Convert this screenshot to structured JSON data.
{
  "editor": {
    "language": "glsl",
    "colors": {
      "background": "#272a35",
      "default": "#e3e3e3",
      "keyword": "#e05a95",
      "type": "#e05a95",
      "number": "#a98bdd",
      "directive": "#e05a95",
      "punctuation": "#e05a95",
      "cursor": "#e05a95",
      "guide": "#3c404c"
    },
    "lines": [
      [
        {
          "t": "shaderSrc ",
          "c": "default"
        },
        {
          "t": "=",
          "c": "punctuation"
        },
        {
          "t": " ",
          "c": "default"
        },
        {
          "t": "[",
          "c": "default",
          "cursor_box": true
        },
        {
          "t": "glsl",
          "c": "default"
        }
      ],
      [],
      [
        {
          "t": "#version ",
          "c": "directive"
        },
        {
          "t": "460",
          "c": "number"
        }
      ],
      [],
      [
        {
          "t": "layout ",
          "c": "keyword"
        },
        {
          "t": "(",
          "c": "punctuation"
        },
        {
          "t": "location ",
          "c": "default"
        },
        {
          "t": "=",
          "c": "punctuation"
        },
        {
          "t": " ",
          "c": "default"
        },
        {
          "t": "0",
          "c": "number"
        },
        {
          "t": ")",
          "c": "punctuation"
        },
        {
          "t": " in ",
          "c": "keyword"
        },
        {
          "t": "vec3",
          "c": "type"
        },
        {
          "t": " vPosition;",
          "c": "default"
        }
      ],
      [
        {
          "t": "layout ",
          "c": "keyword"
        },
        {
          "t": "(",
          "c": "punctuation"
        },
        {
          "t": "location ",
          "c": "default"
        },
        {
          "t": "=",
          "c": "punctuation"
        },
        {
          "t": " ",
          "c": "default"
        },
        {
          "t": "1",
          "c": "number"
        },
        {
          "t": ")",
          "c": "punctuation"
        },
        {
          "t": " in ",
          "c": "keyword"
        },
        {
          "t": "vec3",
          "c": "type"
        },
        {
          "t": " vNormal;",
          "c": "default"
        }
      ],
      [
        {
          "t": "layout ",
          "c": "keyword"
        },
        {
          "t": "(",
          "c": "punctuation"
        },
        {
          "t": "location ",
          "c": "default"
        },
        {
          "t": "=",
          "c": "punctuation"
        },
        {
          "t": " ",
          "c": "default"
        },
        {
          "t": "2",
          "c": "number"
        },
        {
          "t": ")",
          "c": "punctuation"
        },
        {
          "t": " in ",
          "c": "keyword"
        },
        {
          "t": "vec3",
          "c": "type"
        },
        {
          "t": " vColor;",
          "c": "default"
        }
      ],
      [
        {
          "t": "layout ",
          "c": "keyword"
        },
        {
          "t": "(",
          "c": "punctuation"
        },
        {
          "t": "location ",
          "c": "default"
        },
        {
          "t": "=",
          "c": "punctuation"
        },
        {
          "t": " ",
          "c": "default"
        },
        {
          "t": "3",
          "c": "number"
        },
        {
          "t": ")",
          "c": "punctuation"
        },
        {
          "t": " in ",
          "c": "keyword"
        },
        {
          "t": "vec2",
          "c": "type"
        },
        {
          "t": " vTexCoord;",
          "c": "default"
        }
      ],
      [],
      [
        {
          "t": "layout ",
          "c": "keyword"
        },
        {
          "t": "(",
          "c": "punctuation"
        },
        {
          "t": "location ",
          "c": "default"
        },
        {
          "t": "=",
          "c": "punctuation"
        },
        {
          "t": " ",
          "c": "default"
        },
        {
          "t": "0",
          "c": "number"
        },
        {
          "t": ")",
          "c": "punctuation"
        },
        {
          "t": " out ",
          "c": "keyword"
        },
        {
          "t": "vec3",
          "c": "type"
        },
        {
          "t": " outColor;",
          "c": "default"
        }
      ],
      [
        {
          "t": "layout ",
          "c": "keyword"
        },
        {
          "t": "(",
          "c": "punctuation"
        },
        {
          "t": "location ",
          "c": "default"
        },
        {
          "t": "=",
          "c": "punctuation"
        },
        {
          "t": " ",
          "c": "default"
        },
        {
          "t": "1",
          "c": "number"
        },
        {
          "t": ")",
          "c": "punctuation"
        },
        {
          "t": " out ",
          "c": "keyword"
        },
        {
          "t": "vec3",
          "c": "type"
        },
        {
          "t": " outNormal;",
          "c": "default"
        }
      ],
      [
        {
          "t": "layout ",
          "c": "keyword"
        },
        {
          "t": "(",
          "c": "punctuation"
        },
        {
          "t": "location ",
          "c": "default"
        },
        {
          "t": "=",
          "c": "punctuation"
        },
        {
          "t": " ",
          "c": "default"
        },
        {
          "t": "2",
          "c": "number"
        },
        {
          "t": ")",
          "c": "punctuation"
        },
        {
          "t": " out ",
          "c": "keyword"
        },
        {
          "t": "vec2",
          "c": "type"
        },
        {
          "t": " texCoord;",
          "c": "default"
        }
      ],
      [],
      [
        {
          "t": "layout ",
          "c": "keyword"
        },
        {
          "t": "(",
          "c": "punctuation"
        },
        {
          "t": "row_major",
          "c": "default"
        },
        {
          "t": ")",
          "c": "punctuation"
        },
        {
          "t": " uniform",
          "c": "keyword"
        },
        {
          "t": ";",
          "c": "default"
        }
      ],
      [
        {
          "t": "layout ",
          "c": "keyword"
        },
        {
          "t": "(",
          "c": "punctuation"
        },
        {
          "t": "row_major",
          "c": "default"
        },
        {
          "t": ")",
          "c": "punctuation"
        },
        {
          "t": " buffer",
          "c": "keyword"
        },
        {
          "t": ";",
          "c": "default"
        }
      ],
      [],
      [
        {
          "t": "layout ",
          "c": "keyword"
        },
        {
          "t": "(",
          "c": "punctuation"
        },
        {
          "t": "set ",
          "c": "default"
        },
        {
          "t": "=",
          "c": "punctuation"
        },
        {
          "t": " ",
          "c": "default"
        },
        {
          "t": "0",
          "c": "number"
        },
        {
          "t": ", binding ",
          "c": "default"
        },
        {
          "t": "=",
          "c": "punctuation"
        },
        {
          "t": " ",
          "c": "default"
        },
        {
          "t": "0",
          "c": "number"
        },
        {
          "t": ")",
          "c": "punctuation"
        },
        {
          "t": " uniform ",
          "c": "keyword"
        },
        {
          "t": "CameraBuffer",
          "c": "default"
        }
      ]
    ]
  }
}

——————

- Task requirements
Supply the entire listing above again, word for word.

- Solution for this exercise
Convert this screenshot to structured JSON data.
{
  "editor": {
    "language": "glsl",
    "colors": {
      "background": "#272a35",
      "default": "#e3e3e3",
      "keyword": "#e05a95",
      "type": "#e05a95",
      "number": "#a98bdd",
      "directive": "#e05a95",
      "punctuation": "#e05a95",
      "cursor": "#e05a95",
      "guide": "#3c404c"
    },
    "lines": [
      [
        {
          "t": "shaderSrc ",
          "c": "default"
        },
        {
          "t": "=",
          "c": "punctuation"
        },
        {
          "t": " ",
          "c": "default"
        },
        {
          "t": "[",
          "c": "default",
          "cursor_box": true
        },
        {
          "t": "glsl",
          "c": "default"
        }
      ],
      [],
      [
        {
          "t": "#version ",
          "c": "directive"
        },
        {
          "t": "460",
          "c": "number"
        }
      ],
      [],
      [
        {
          "t": "layout ",
          "c": "keyword"
        },
        {
          "t": "(",
          "c": "punctuation"
        },
        {
          "t": "location ",
          "c": "default"
        },
        {
          "t": "=",
          "c": "punctuation"
        },
        {
          "t": " ",
          "c": "default"
        },
        {
          "t": "0",
          "c": "number"
        },
        {
          "t": ")",
          "c": "punctuation"
        },
        {
          "t": " in ",
          "c": "keyword"
        },
        {
          "t": "vec3",
          "c": "type"
        },
        {
          "t": " vPosition;",
          "c": "default"
        }
      ],
      [
        {
          "t": "layout ",
          "c": "keyword"
        },
        {
          "t": "(",
          "c": "punctuation"
        },
        {
          "t": "location ",
          "c": "default"
        },
        {
          "t": "=",
          "c": "punctuation"
        },
        {
          "t": " ",
          "c": "default"
        },
        {
          "t": "1",
          "c": "number"
        },
        {
          "t": ")",
          "c": "punctuation"
        },
        {
          "t": " in ",
          "c": "keyword"
        },
        {
          "t": "vec3",
          "c": "type"
        },
        {
          "t": " vNormal;",
          "c": "default"
        }
      ],
      [
        {
          "t": "layout ",
          "c": "keyword"
        },
        {
          "t": "(",
          "c": "punctuation"
        },
        {
          "t": "location ",
          "c": "default"
        },
        {
          "t": "=",
          "c": "punctuation"
        },
        {
          "t": " ",
          "c": "default"
        },
        {
          "t": "2",
          "c": "number"
        },
        {
          "t": ")",
          "c": "punctuation"
        },
        {
          "t": " in ",
          "c": "keyword"
        },
        {
          "t": "vec3",
          "c": "type"
        },
        {
          "t": " vColor;",
          "c": "default"
        }
      ],
      [
        {
          "t": "layout ",
          "c": "keyword"
        },
        {
          "t": "(",
          "c": "punctuation"
        },
        {
          "t": "location ",
          "c": "default"
        },
        {
          "t": "=",
          "c": "punctuation"
        },
        {
          "t": " ",
          "c": "default"
        },
        {
          "t": "3",
          "c": "number"
        },
        {
          "t": ")",
          "c": "punctuation"
        },
        {
          "t": " in ",
          "c": "keyword"
        },
        {
          "t": "vec2",
          "c": "type"
        },
        {
          "t": " vTexCoord;",
          "c": "default"
        }
      ],
      [],
      [
        {
          "t": "layout ",
          "c": "keyword"
        },
        {
          "t": "(",
          "c": "punctuation"
        },
        {
          "t": "location ",
          "c": "default"
        },
        {
          "t": "=",
          "c": "punctuation"
        },
        {
          "t": " ",
          "c": "default"
        },
        {
          "t": "0",
          "c": "number"
        },
        {
          "t": ")",
          "c": "punctuation"
        },
        {
          "t": " out ",
          "c": "keyword"
        },
        {
          "t": "vec3",
          "c": "type"
        },
        {
          "t": " outColor;",
          "c": "default"
        }
      ],
      [
        {
          "t": "layout ",
          "c": "keyword"
        },
        {
          "t": "(",
          "c": "punctuation"
        },
        {
          "t": "location ",
          "c": "default"
        },
        {
          "t": "=",
          "c": "punctuation"
        },
        {
          "t": " ",
          "c": "default"
        },
        {
          "t": "1",
          "c": "number"
        },
        {
          "t": ")",
          "c": "punctuation"
        },
        {
          "t": " out ",
          "c": "keyword"
        },
        {
          "t": "vec3",
          "c": "type"
        },
        {
          "t": " outNormal;",
          "c": "default"
        }
      ],
      [
        {
          "t": "layout ",
          "c": "keyword"
        },
        {
          "t": "(",
          "c": "punctuation"
        },
        {
          "t": "location ",
          "c": "default"
        },
        {
          "t": "=",
          "c": "punctuation"
        },
        {
          "t": " ",
          "c": "default"
        },
        {
          "t": "2",
          "c": "number"
        },
        {
          "t": ")",
          "c": "punctuation"
        },
        {
          "t": " out ",
          "c": "keyword"
        },
        {
          "t": "vec2",
          "c": "type"
        },
        {
          "t": " texCoord;",
          "c": "default"
        }
      ],
      [],
      [
        {
          "t": "layout ",
          "c": "keyword"
        },
        {
          "t": "(",
          "c": "punctuation"
        },
        {
          "t": "row_major",
          "c": "default"
        },
        {
          "t": ")",
          "c": "punctuation"
        },
        {
          "t": " uniform",
          "c": "keyword"
        },
        {
          "t": ";",
          "c": "default"
        }
      ],
      [
        {
          "t": "layout ",
          "c": "keyword"
        },
        {
          "t": "(",
          "c": "punctuation"
        },
        {
          "t": "row_major",
          "c": "default"
        },
        {
          "t": ")",
          "c": "punctuation"
        },
        {
          "t": " buffer",
          "c": "keyword"
        },
        {
          "t": ";",
          "c": "default"
        }
      ],
      [],
      [
        {
          "t": "layout ",
          "c": "keyword"
        },
        {
          "t": "(",
          "c": "punctuation"
        },
        {
          "t": "set ",
          "c": "default"
        },
        {
          "t": "=",
          "c": "punctuation"
        },
        {
          "t": " ",
          "c": "default"
        },
        {
          "t": "0",
          "c": "number"
        },
        {
          "t": ", binding ",
          "c": "default"
        },
        {
          "t": "=",
          "c": "punctuation"
        },
        {
          "t": " ",
          "c": "default"
        },
        {
          "t": "0",
          "c": "number"
        },
        {
          "t": ")",
          "c": "punctuation"
        },
        {
          "t": " uniform ",
          "c": "keyword"
        },
        {
          "t": "CameraBuffer",
          "c": "default"
        }
      ]
    ]
  }
}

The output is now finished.